Task objective: Each line of the entries below that includes "Metric" belongs in your answer.

++++ Excerpted data

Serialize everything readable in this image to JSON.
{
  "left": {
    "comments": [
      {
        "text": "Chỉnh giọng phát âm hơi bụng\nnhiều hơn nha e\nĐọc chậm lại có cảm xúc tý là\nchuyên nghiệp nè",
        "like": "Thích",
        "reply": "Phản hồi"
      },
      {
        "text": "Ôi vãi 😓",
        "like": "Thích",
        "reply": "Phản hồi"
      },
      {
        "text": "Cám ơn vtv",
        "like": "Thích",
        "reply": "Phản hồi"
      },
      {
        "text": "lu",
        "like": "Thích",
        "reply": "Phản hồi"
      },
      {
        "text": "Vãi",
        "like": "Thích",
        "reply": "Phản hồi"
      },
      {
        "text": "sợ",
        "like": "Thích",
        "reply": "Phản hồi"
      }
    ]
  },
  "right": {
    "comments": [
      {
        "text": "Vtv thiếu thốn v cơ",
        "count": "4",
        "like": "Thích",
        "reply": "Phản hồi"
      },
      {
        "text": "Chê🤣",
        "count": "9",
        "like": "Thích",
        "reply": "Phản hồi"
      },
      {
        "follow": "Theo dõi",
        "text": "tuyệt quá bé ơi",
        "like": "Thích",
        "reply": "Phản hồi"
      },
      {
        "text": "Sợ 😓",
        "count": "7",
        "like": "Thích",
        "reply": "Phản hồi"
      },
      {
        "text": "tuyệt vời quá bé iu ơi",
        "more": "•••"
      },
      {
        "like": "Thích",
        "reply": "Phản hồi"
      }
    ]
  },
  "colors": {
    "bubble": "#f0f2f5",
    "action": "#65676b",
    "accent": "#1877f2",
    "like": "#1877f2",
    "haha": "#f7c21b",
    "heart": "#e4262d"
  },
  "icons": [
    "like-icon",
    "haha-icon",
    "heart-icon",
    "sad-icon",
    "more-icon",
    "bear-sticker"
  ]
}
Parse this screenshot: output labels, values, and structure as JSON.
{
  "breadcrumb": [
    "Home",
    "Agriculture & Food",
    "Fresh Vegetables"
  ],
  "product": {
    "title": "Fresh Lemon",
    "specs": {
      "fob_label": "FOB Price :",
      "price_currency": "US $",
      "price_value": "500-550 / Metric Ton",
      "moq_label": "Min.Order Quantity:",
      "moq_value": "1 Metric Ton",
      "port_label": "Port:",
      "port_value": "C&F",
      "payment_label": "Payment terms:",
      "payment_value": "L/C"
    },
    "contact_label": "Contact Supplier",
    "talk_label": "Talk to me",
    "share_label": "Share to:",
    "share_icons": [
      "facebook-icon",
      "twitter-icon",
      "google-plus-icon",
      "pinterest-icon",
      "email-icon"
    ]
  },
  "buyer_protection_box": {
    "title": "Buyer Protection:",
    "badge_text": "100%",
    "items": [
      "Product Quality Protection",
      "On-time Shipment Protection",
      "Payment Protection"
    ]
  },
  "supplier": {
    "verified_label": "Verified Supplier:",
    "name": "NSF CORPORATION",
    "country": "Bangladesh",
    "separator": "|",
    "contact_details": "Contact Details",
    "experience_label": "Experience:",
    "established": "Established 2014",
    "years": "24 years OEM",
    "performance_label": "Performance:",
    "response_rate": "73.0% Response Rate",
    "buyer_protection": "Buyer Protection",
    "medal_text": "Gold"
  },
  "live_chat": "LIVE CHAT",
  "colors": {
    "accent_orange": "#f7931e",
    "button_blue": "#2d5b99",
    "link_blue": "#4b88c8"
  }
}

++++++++

Worked solution:
      "price_value": "500-550 / Metric Ton",
      "moq_value": "1 Metric Ton",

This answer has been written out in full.